Monitoring will be done in two phases. The first phase, with 20 monitoring sites, began in March and will conclude in November. Sampling is being conducted roughly every six weeks. The project will break for the rainy season, and resume again in March 2013 with more sites and the aid of non-scientist volunteers from local villages.
"When people find out that their watershed is pristine, they ask how they can keep it that way," Mustalish said. "But when they find out their watershed is being stressed, they want to know why, and what they can do about it."
ACEER has presented data from trial experiments to different villages, with promising results. Mustalish recalled ACEER's field team showing a leaf pack filled with insects to one group of villagers.
"We told them they ought to be really happy that their water quality was so good. Well, they looked at it and said, 'Wait a sec, when we see all those bugs, we think the water is dirty, so we've been taking poisons and putting it in the water to kill them off,'" he said.
DeWalt praised ACEER's decision to involve nonscientists in the project. "It builds a constituency," he said. "When people understand a bit about their environment, they develop an attachment to it and are willing to go to bat for it . . . If you don't have those people involved, the voices are smaller and can be ignored more easily."
Sharing the Learning
Richard Donovan, vice president of sustainable forestry for the Rainforest Alliance, said the leaf packs could help monitor ecosystems in South America, such as the cloud forest near Cusco, that can't be seen by satellites.
"It could be useful there because the other tools we typically use for monitoring deforestation, like remote sensing, just don't give us this kind of data on how the ecosystem is actually responding to large-scale disturbances like roads," Donovan said.
ACEER's Mustalish said the leaf pack results will be made available online at the National Geographic Society's FieldScope global database, which is designed to put scientific data into the hands of citizen scientists worldwide.
Mustalish envisions similar leaf pack studies in Asia and Africa so comparisons between different sites can be made. "If we can create a global network of ecosystem data, then it could be really valuable in looking at everything from the impacts of climate change, land use practices, and population pressures," he said.
Donovan said he hopes efforts will also be made to present the data to government officials so they can incorporate the information into decisions that involve the Transoceanic Highway and its environmental impacts.
"All too often, scientists say that's not our job," Donovan said. "The problem is, if somebody doesn't do that, then the science is for naught."
The World's Water
The world's increasing population and development of agricultural land are putting pressure on the Earth's limited freshwater supplies.

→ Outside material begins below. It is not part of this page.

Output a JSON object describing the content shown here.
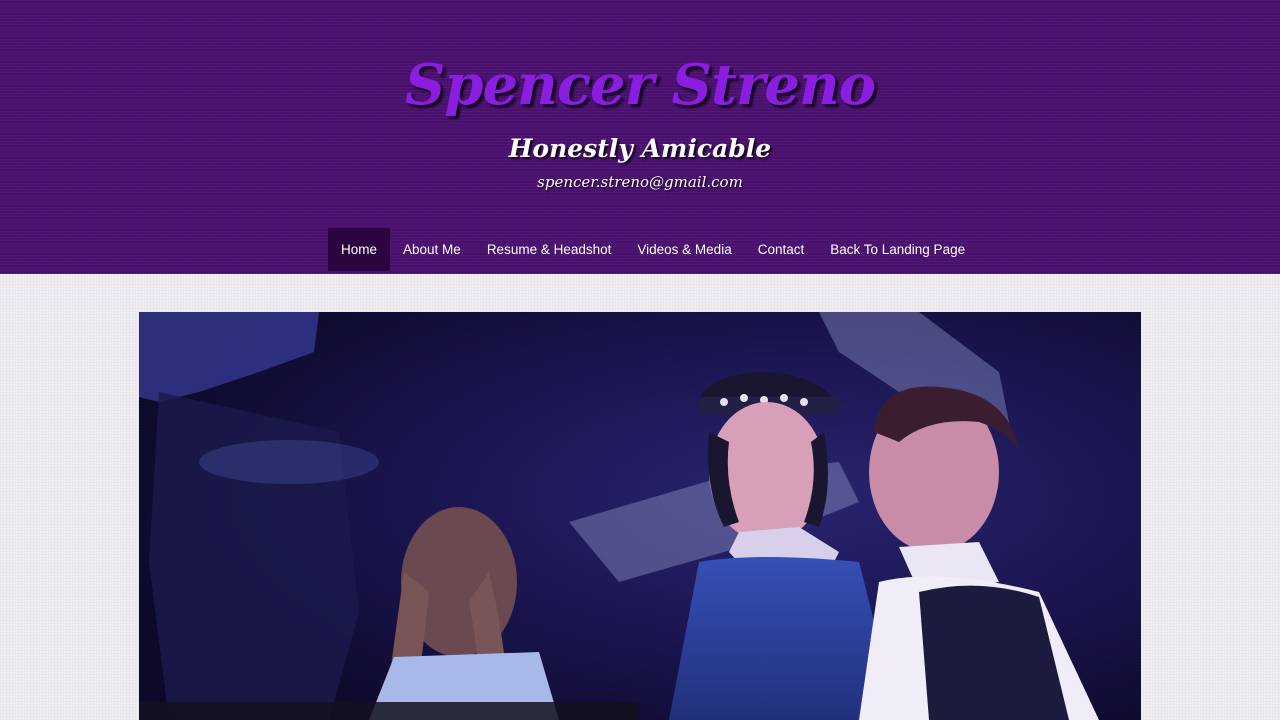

Find out what's at stake and how you can help.
Learn more about the world's water challenge with photos, stories, videos, and more.

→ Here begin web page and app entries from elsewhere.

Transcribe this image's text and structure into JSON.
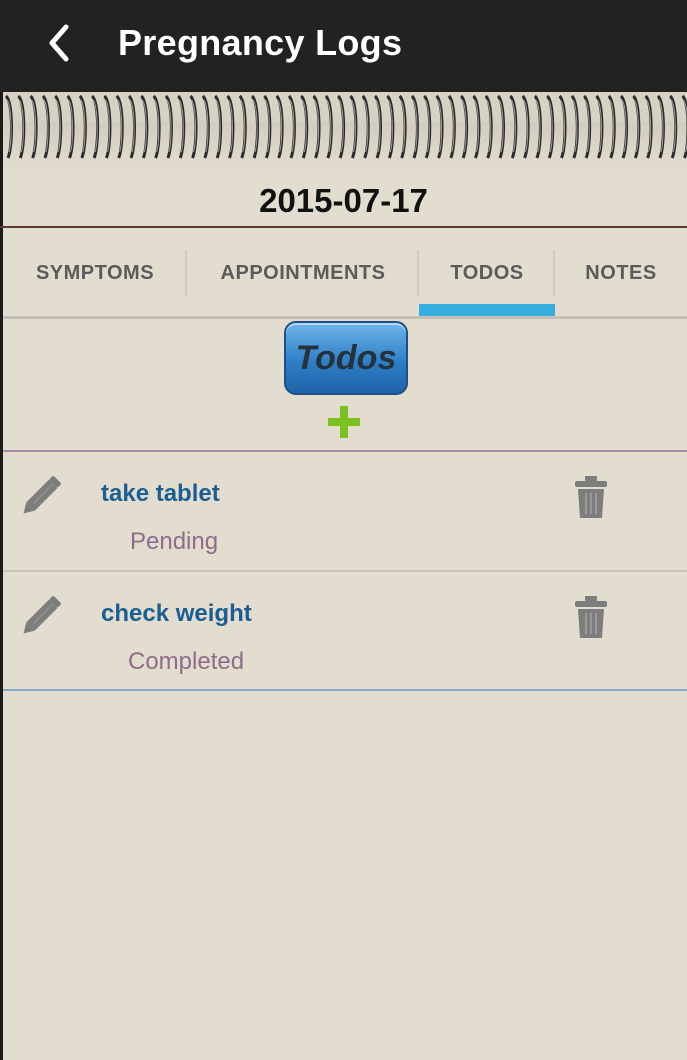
{
  "header": {
    "title": "Pregnancy Logs",
    "back_icon": "chevron-left-icon"
  },
  "date": "2015-07-17",
  "tabs": [
    {
      "label": "SYMPTOMS",
      "active": false
    },
    {
      "label": "APPOINTMENTS",
      "active": false
    },
    {
      "label": "TODOS",
      "active": true
    },
    {
      "label": "NOTES",
      "active": false
    }
  ],
  "section": {
    "label": "Todos",
    "add_icon": "plus-icon"
  },
  "todos": [
    {
      "name": "take tablet",
      "status": "Pending",
      "edit_icon": "pencil-icon",
      "delete_icon": "trash-icon"
    },
    {
      "name": "check weight",
      "status": "Completed",
      "edit_icon": "pencil-icon",
      "delete_icon": "trash-icon"
    }
  ],
  "colors": {
    "topbar": "#222222",
    "background": "#e3ddd0",
    "tab_indicator": "#34aee0",
    "todo_name": "#1b5e94",
    "todo_status": "#8e6d8c",
    "add": "#7cc21e"
  }
}
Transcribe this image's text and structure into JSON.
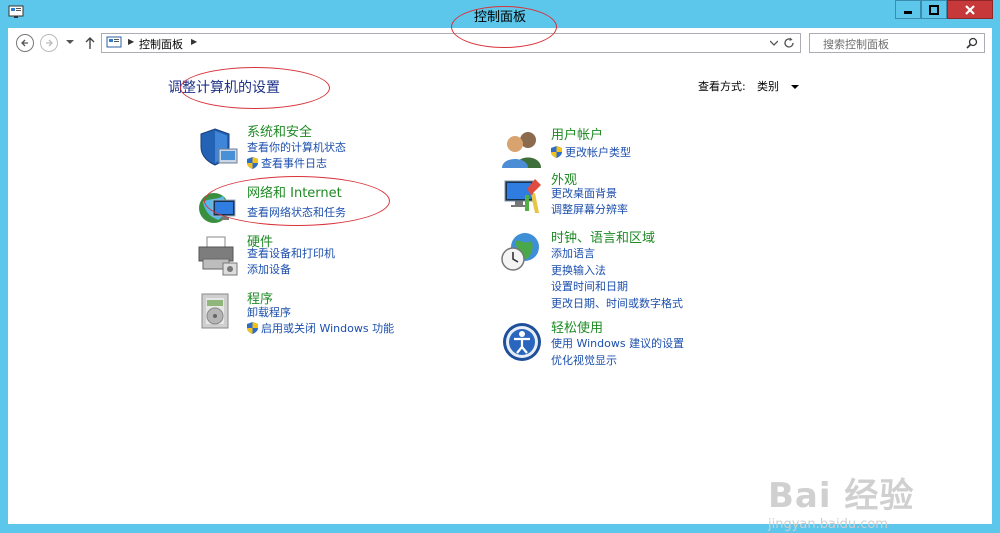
{
  "window": {
    "title": "控制面板"
  },
  "address": {
    "crumb": "控制面板"
  },
  "search": {
    "placeholder": "搜索控制面板"
  },
  "main": {
    "heading": "调整计算机的设置",
    "view_label": "查看方式:",
    "view_value": "类别"
  },
  "categories": [
    {
      "title": "系统和安全",
      "links": [
        "查看你的计算机状态",
        "查看事件日志"
      ]
    },
    {
      "title": "网络和 Internet",
      "links": [
        "查看网络状态和任务"
      ]
    },
    {
      "title": "硬件",
      "links": [
        "查看设备和打印机",
        "添加设备"
      ]
    },
    {
      "title": "程序",
      "links": [
        "卸载程序",
        "启用或关闭 Windows 功能"
      ]
    },
    {
      "title": "用户帐户",
      "links": [
        "更改帐户类型"
      ]
    },
    {
      "title": "外观",
      "links": [
        "更改桌面背景",
        "调整屏幕分辨率"
      ]
    },
    {
      "title": "时钟、语言和区域",
      "links": [
        "添加语言",
        "更换输入法",
        "设置时间和日期",
        "更改日期、时间或数字格式"
      ]
    },
    {
      "title": "轻松使用",
      "links": [
        "使用 Windows 建议的设置",
        "优化视觉显示"
      ]
    }
  ],
  "watermark": {
    "brand": "Bai 经验",
    "url": "jingyan.baidu.com"
  },
  "colors": {
    "frame": "#5cc7eb",
    "category_title": "#1f8a24",
    "link": "#1c4fad",
    "close": "#c7383a",
    "annotation": "#d8333a"
  }
}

You might be surprised to see how the daily choices you make affect critical watersheds around the world.
Water Currents, by Sandra Postel and Others
Arizona's Verde River gets a boost from an innovative partnership.
Farmers in the Verde River Basin employ new technology to benefit a desert environment.
Funny viral video series hopes to get people thinking about the importance of water.
Latest Photo Galleries
On U.S. Labor Day, we honor the people who labor daily to make their lives—and ours—better.
Mars sports a weird crater, a young star gleams in its own reflection, and a new island continues a fiery growth spurt.
Stories From Experts in the Field
National Geographic Fellow Zeb Hogan tells us what needs to happen in order to save the region's giant fish.
Sunita Narain tells us how one remote village is setting an example for the rest of the country—and world.
National Geographic Freshwater Fellow Sandra Postel describes one of the biggest success stories in urban water management.